Dengue Fever
DENGUE FEVER's new album Cannibal Courtship is now available on Fantasy Records / Concord Music.

DENGUE FEVER's psychedelic take on the Cambodian pop sounds of the 60s makes them one of rock'n'roll's most unique stories. Their Asian Psychedelic sound draws enthusiastic crowds from LA to the UK , from Maui to Moscow, and leaves critics rummaging through their thesauruses looking for new superlati...ves to describe their music. Amazon.com named their album, Escape From Dragon House, the #1 international release for 2005, cementing their position as a global phenomenon.
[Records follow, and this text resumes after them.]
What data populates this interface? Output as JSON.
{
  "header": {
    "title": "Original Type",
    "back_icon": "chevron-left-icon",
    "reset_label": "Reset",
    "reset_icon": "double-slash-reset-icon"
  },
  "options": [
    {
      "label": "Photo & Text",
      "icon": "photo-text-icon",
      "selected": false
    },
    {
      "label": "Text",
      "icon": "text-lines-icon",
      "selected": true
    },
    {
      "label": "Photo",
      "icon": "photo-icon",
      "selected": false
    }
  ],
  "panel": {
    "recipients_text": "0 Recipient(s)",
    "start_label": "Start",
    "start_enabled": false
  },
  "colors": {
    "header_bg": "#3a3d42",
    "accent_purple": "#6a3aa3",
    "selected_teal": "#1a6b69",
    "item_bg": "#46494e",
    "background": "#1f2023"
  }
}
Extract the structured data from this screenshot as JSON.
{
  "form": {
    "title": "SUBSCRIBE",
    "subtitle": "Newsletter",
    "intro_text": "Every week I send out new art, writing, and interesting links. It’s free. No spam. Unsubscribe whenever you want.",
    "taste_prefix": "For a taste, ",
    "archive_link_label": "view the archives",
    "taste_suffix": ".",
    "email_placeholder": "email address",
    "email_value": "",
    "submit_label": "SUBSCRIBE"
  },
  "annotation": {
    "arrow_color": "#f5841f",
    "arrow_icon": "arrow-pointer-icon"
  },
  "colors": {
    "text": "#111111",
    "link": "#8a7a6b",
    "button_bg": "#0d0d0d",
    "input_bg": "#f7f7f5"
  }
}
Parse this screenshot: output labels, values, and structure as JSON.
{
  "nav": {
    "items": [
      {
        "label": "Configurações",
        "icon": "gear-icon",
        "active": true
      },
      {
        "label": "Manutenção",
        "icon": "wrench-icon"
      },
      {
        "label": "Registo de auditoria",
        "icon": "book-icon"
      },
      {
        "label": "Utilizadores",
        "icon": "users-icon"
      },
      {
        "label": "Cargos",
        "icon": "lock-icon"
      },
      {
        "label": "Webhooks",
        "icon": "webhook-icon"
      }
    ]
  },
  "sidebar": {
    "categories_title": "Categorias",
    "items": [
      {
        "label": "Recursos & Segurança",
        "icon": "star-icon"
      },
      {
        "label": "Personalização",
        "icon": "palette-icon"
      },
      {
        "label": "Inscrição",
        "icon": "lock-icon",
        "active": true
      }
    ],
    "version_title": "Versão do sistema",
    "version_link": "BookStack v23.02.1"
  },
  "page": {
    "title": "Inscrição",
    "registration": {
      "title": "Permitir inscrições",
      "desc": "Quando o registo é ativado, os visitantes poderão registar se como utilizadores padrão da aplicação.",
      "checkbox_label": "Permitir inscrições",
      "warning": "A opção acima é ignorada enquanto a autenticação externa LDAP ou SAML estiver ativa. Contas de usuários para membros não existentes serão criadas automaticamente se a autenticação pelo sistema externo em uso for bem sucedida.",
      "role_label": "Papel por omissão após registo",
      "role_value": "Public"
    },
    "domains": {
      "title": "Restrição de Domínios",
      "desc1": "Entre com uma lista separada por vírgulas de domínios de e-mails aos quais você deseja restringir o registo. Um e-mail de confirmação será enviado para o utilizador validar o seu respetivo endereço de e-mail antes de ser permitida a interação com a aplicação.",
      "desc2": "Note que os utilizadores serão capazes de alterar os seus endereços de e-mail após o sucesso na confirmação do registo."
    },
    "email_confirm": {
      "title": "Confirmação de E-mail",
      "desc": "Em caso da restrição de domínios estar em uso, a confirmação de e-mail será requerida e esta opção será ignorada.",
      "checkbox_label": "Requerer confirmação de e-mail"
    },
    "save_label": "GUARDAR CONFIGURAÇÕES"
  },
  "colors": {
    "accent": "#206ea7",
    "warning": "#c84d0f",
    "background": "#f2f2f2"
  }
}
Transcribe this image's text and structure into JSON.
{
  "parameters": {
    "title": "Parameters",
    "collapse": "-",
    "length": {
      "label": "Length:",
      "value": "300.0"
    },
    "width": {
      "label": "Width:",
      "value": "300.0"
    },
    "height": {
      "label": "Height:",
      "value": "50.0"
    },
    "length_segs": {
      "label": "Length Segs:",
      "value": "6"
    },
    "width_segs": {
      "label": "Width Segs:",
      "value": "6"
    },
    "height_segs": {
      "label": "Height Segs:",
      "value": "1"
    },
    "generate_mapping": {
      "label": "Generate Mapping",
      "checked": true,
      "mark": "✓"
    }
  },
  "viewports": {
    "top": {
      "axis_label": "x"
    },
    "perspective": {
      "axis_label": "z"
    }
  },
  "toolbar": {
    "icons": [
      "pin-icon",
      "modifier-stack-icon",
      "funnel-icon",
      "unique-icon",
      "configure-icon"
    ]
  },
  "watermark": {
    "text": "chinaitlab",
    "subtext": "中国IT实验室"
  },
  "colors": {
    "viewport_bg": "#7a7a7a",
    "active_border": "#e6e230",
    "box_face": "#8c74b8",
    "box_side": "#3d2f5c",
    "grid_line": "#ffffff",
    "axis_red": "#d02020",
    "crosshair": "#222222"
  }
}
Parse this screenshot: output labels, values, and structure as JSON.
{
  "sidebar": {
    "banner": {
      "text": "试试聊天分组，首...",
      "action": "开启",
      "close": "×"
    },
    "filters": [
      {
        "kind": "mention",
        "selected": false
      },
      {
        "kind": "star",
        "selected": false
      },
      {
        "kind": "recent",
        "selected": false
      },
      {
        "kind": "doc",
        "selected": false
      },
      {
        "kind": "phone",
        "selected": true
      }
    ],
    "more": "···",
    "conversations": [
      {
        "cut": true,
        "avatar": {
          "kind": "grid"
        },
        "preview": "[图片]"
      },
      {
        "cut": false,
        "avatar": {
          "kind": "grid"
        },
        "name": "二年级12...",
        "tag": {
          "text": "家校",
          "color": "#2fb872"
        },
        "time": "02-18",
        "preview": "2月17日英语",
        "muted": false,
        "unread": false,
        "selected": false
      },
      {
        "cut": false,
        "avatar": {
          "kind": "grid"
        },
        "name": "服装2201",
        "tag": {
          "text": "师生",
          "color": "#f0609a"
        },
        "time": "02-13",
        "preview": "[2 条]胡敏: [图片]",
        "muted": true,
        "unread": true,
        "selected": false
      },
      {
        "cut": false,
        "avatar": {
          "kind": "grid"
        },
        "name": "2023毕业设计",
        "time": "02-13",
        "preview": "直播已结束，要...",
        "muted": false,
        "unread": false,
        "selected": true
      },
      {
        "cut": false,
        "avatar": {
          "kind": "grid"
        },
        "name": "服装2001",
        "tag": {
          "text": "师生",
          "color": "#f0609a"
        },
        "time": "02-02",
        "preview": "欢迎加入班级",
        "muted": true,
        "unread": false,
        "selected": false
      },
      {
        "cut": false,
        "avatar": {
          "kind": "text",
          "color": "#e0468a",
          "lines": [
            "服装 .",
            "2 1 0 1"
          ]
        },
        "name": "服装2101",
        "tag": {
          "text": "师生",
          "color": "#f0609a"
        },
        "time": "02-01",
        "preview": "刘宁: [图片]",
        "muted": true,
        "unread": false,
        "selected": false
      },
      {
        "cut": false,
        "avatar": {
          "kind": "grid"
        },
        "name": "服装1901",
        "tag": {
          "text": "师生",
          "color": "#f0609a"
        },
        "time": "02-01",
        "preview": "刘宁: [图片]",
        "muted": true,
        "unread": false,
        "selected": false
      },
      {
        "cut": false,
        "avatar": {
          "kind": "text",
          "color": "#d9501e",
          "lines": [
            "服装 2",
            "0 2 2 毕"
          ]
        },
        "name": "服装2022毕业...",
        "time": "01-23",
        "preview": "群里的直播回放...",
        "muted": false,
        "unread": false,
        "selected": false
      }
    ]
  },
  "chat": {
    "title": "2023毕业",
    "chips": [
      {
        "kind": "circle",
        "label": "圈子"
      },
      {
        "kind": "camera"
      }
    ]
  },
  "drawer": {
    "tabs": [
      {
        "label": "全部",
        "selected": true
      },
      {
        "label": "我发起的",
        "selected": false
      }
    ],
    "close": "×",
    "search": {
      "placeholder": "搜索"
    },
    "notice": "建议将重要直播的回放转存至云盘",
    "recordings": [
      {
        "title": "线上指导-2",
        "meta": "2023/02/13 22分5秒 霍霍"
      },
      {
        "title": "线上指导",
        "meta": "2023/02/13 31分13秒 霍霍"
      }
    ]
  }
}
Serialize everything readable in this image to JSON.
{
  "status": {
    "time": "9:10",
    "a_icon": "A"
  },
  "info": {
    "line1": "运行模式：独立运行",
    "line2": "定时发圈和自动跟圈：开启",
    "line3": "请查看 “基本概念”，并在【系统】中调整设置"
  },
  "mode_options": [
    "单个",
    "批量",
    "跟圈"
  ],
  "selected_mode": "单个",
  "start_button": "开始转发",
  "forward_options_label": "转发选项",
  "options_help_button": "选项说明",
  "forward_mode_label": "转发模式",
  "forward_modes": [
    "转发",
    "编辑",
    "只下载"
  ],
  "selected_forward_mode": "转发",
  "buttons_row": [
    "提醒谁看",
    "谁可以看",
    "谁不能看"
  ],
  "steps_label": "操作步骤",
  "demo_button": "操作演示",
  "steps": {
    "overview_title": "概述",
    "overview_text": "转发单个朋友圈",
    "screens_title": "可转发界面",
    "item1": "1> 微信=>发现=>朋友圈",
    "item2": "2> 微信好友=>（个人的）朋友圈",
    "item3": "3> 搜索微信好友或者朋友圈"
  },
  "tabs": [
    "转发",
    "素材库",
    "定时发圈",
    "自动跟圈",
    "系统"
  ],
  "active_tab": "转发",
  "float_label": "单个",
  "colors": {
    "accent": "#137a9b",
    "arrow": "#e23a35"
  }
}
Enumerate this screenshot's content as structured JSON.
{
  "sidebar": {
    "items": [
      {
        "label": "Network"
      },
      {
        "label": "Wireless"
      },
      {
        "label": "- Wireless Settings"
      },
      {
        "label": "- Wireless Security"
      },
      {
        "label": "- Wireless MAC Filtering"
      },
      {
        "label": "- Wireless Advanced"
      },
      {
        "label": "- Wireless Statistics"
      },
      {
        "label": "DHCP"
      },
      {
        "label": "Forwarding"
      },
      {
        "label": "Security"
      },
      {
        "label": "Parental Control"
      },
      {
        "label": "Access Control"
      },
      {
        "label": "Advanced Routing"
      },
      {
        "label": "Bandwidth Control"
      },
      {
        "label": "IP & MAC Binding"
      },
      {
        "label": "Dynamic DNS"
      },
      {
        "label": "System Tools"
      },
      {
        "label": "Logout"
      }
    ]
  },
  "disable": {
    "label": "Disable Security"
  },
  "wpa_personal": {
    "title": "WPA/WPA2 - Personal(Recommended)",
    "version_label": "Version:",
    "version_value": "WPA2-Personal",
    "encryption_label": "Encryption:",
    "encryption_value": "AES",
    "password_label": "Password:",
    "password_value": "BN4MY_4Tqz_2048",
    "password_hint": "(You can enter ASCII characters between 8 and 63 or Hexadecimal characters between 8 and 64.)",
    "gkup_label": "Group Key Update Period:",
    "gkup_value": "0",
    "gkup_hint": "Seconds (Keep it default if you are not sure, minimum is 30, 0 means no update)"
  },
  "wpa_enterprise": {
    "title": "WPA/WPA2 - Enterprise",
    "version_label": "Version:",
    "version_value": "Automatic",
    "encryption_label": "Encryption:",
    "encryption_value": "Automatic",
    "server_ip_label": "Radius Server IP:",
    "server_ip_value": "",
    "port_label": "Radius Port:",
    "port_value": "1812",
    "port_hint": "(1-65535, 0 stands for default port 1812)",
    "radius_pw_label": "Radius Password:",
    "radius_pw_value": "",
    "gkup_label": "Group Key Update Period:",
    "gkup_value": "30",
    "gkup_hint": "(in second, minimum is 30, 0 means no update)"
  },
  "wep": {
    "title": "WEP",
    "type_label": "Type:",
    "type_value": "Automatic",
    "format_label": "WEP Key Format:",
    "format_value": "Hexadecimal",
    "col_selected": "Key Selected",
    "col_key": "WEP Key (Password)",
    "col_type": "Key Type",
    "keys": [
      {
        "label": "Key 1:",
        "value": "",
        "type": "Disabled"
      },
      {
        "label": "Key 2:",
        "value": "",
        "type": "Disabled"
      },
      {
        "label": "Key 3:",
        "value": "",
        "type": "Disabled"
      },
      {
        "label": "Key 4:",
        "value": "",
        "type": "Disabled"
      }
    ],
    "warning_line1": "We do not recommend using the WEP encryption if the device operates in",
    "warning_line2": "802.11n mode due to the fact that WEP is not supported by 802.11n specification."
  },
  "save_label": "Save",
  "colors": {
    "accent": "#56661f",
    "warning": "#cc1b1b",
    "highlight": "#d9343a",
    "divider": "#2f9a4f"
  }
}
In England, Mojo named Escape to their Top 10 World Music releases of 2006. In Rolling Stone's best of the decade issue, Kirk Hammett of Metallica named Dengue Fever's "One Thousand Tears of a Tarantula" as the second best song of the decade.

Brothers Ethan (keyboards) and Zac (guitar) Holtzman started Dengue Fever in 2001 when they discovered they shared a love for the Cambodian pop music of the 60s. After adding sax man David Ralicke (Beck/Brazzaville), drummer Paul Smith and bassist Senon Williams, they went looking for a Cambodian singer. Enter Chhom Nimol, who performed regularly for the King and Queen of Cambodia . Her powerful singing, marked by a luminous vibrato that adds exotic ornamentations to her vocal lines, and hypnotic stage moves based on traditional dances, complimented the band's driving Cambodian/American sound.
Omar Souleyman
Omar Souleyman
Omar Souleyman is a Syrian musical legend. Since 1994, he and his musicians have emerged as a staple of folk-pop throughout Syria, but until now they have remained little known outside of the country. To date, they have issued more than five-hundred studio and live-recorded cassette albums which are easily spotted in the shops of any Syrian city. Born in rural northeastern Syria, he began his musical career in 1994 with a small group of local collaborators that remain with him today. The myriad musical traditions of the region are evident in their music. Here, classical Arabic mawal-style vocalization gives way to high-octane Syrian dabke (the regional folkloric dance and party music), Iraqi choubi and a host of Arabic, Kurdish and Turkish styles, among others. This amalgamation is truly the sound of Syria. The music often has an overdriven sound consisting of phase-shifted Arabic keyboard solos and frantic rhythms. At breakneck speeds, these shrill Syrian electronics play out like forbidden Morse-code, but the moods swing from coarse and urgent to dirgy and contemplative in the rugged anthems that comprise Souleyman's repertoire. Oud, reeds, baglama saz, accompanying vocals and percussion fill out the sound from track to track. Mahmoud Harbi is a long-time collaborator and the man responsible for much of the poetry sung by Souleyman. Together, they commonly perform the "Ataba," a traditional form of folk poetry used in Dabke. On stage, Harbi chain smokes cigarettes while standing shoulder to shoulder with Souleyman, periodically leaning over to whisper the material into his ear. Acting as a conduit, Souleyman struts into the audience with urgency, vocalizing the prose in song before returning for the next verse. Souleyman's first hit in Syria was "Jani" (1996) which gained cassette-kiosk infamy and brought him recognition throughout the country. Watching Omar live, offers a rare glimpse into Syrian street-level folk-pop and Dabke - a phenomena seldom heard in the West, not previously deemed serious enough for export by the Syrians and rarely, if ever, included on the import agenda of worldwide academic musical committees.
Venue Information:
Union Transfer
1026 Spring Garden St.
Philadelphia, PA, 19123